Data about app and page elements

+-------+

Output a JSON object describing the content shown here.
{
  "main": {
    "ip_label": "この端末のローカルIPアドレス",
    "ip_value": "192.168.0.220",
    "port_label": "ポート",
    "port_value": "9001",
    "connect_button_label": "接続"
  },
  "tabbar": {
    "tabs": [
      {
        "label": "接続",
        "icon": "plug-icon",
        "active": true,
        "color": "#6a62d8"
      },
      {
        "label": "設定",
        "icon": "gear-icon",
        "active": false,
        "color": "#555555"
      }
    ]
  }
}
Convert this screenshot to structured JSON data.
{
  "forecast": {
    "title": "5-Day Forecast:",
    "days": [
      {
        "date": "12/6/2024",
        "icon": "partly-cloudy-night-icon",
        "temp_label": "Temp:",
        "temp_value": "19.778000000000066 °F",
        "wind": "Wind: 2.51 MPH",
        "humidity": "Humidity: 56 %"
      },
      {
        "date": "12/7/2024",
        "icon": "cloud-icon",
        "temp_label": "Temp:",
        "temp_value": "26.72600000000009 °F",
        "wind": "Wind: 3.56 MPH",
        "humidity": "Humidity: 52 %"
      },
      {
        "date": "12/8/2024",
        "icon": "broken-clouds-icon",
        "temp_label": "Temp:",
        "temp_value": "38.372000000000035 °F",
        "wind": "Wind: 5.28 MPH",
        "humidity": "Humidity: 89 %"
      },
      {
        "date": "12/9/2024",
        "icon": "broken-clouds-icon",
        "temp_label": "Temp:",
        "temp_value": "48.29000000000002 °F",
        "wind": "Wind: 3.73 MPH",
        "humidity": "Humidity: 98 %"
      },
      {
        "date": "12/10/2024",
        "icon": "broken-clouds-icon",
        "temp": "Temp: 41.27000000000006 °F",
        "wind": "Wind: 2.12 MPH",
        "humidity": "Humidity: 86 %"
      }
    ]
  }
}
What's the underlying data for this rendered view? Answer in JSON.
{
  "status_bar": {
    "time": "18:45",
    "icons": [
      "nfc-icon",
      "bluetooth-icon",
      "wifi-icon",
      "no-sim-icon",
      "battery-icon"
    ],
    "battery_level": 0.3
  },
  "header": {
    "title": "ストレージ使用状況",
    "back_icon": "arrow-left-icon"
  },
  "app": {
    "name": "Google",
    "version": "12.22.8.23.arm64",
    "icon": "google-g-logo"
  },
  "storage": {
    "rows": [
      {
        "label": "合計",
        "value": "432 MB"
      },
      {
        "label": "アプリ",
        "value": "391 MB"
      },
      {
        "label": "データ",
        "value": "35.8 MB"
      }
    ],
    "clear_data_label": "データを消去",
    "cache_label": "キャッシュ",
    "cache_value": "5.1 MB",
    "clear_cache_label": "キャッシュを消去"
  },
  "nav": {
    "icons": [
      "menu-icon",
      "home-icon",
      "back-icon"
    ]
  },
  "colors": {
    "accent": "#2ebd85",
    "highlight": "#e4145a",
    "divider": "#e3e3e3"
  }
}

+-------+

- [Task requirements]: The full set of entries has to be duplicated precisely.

- [Answer box]:
Output a JSON object describing the content shown here.
{
  "main": {
    "ip_label": "この端末のローカルIPアドレス",
    "ip_value": "192.168.0.220",
    "port_label": "ポート",
    "port_value": "9001",
    "connect_button_label": "接続"
  },
  "tabbar": {
    "tabs": [
      {
        "label": "接続",
        "icon": "plug-icon",
        "active": true,
        "color": "#6a62d8"
      },
      {
        "label": "設定",
        "icon": "gear-icon",
        "active": false,
        "color": "#555555"
      }
    ]
  }
}
Convert this screenshot to structured JSON data.
{
  "forecast": {
    "title": "5-Day Forecast:",
    "days": [
      {
        "date": "12/6/2024",
        "icon": "partly-cloudy-night-icon",
        "temp_label": "Temp:",
        "temp_value": "19.778000000000066 °F",
        "wind": "Wind: 2.51 MPH",
        "humidity": "Humidity: 56 %"
      },
      {
        "date": "12/7/2024",
        "icon": "cloud-icon",
        "temp_label": "Temp:",
        "temp_value": "26.72600000000009 °F",
        "wind": "Wind: 3.56 MPH",
        "humidity": "Humidity: 52 %"
      },
      {
        "date": "12/8/2024",
        "icon": "broken-clouds-icon",
        "temp_label": "Temp:",
        "temp_value": "38.372000000000035 °F",
        "wind": "Wind: 5.28 MPH",
        "humidity": "Humidity: 89 %"
      },
      {
        "date": "12/9/2024",
        "icon": "broken-clouds-icon",
        "temp_label": "Temp:",
        "temp_value": "48.29000000000002 °F",
        "wind": "Wind: 3.73 MPH",
        "humidity": "Humidity: 98 %"
      },
      {
        "date": "12/10/2024",
        "icon": "broken-clouds-icon",
        "temp": "Temp: 41.27000000000006 °F",
        "wind": "Wind: 2.12 MPH",
        "humidity": "Humidity: 86 %"
      }
    ]
  }
}
What's the underlying data for this rendered view? Answer in JSON.
{
  "status_bar": {
    "time": "18:45",
    "icons": [
      "nfc-icon",
      "bluetooth-icon",
      "wifi-icon",
      "no-sim-icon",
      "battery-icon"
    ],
    "battery_level": 0.3
  },
  "header": {
    "title": "ストレージ使用状況",
    "back_icon": "arrow-left-icon"
  },
  "app": {
    "name": "Google",
    "version": "12.22.8.23.arm64",
    "icon": "google-g-logo"
  },
  "storage": {
    "rows": [
      {
        "label": "合計",
        "value": "432 MB"
      },
      {
        "label": "アプリ",
        "value": "391 MB"
      },
      {
        "label": "データ",
        "value": "35.8 MB"
      }
    ],
    "clear_data_label": "データを消去",
    "cache_label": "キャッシュ",
    "cache_value": "5.1 MB",
    "clear_cache_label": "キャッシュを消去"
  },
  "nav": {
    "icons": [
      "menu-icon",
      "home-icon",
      "back-icon"
    ]
  },
  "colors": {
    "accent": "#2ebd85",
    "highlight": "#e4145a",
    "divider": "#e3e3e3"
  }
}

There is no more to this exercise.